Electricity can kill – Here’s how to reduce the risks

“Employers & persons in control are responsible for ensuring electrical equipment in the workplace are safe and regularly inspected, tested and maintained, ensuring a safe workplace for employees and other people who visit”.

ETS perform risk assessments, inspections and testing of your electrical assets in accordance with the various regulatory requirements that exist throughout New Zealand.

Visual Inspection Checklist

Here’s what to look for when your are inspecting your electrical appliances or equipment around the office or workshop.

  • Check for obvious external damage
  • Check defects- accessories, plugs or socket outlets
  • Check defects on connectors
  • Check supply cords
  • No exposed inner cords, external sheaths not cut abraded or damaged
  • Check cords are not tangled or exposed for tripping
  • All flexible cords are securely anchored
  • Powerboards: Indicator for ‘maximum load’ is visible & legible

How often should electrical appliances be tested?

How often should you test?

Where State Risk Assessments and regulations are not in place, Table 4 of AS/NZ 3760:2010 should be used as a guideline.
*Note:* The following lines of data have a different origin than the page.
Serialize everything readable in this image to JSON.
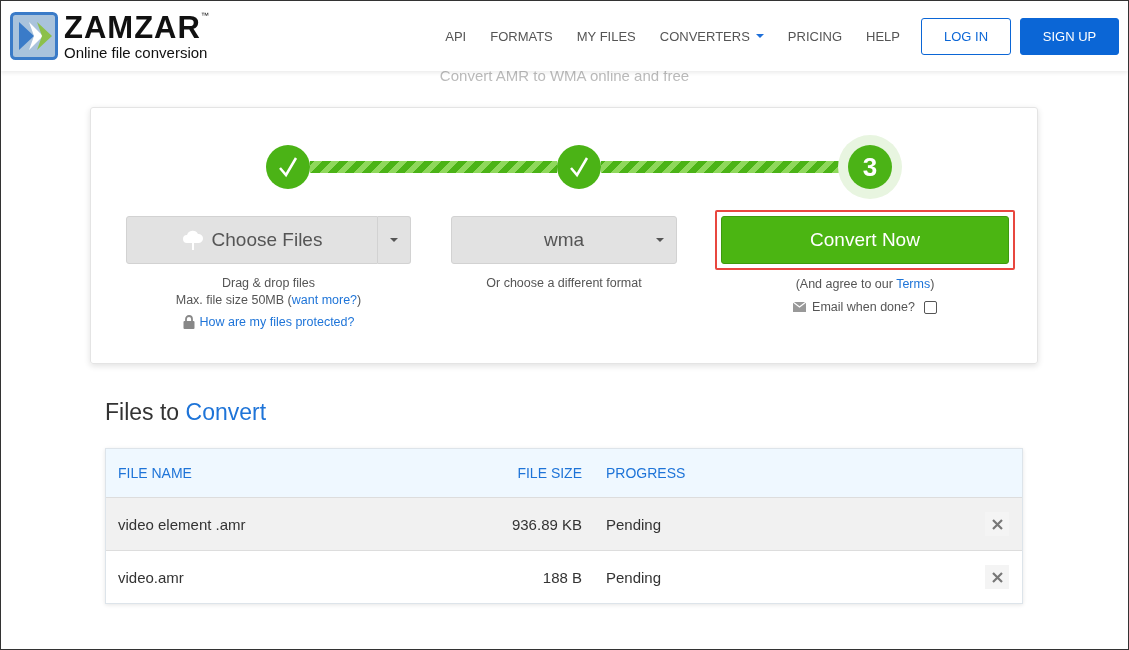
{
  "header": {
    "brand": "ZAMZAR",
    "trademark": "™",
    "tagline": "Online file conversion",
    "nav": [
      {
        "label": "API",
        "dropdown": false
      },
      {
        "label": "FORMATS",
        "dropdown": false
      },
      {
        "label": "MY FILES",
        "dropdown": false
      },
      {
        "label": "CONVERTERS",
        "dropdown": true
      },
      {
        "label": "PRICING",
        "dropdown": false
      },
      {
        "label": "HELP",
        "dropdown": false
      }
    ],
    "login": "LOG IN",
    "signup": "SIGN UP"
  },
  "subtitle": "Convert AMR to WMA online and free",
  "steps": [
    {
      "done": true
    },
    {
      "done": true
    },
    {
      "done": false,
      "number": "3"
    }
  ],
  "connectors": [
    {
      "level": 1
    },
    {
      "level": 1
    }
  ],
  "choose": {
    "label": "Choose Files",
    "hint": "Drag & drop files",
    "limit": "Max. file size 50MB (",
    "limit_link": "want more?",
    "limit_end": ")",
    "protect_link": "How are my files protected?"
  },
  "format": {
    "value": "wma",
    "hint": "Or choose a different format"
  },
  "convert": {
    "label": "Convert Now",
    "highlighted": true,
    "agree": "(And agree to our ",
    "terms": "Terms",
    "agree_end": ")",
    "email": "Email when done?",
    "email_checked": false
  },
  "files": {
    "title_plain": "Files to",
    "title_accent": "Convert",
    "columns": [
      "FILE NAME",
      "FILE SIZE",
      "PROGRESS"
    ],
    "rows": [
      {
        "name": "video element .amr",
        "size": "936.89 KB",
        "progress": "Pending",
        "highlighted": true
      },
      {
        "name": "video.amr",
        "size": "188 B",
        "progress": "Pending",
        "highlighted": false
      }
    ]
  }
}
See below.


How do I know when further tests are required?

The ETS data management system eDAS will give you the peace of mind that you are informed of your future testing requirements. This removes the need to remember which appliances needs to be tested, as well as providing online access to various facets of your testing plans, together with printable reports.


Table 4: Testing and inspection intervals for electrical equipment

(Caution: This must be read in conjunction with AS/NZS 3760 as a whole, and particularly Clause 2.1)

Table 4: Testing and inspection intervals for electrical equipment


Testing and Inspection Table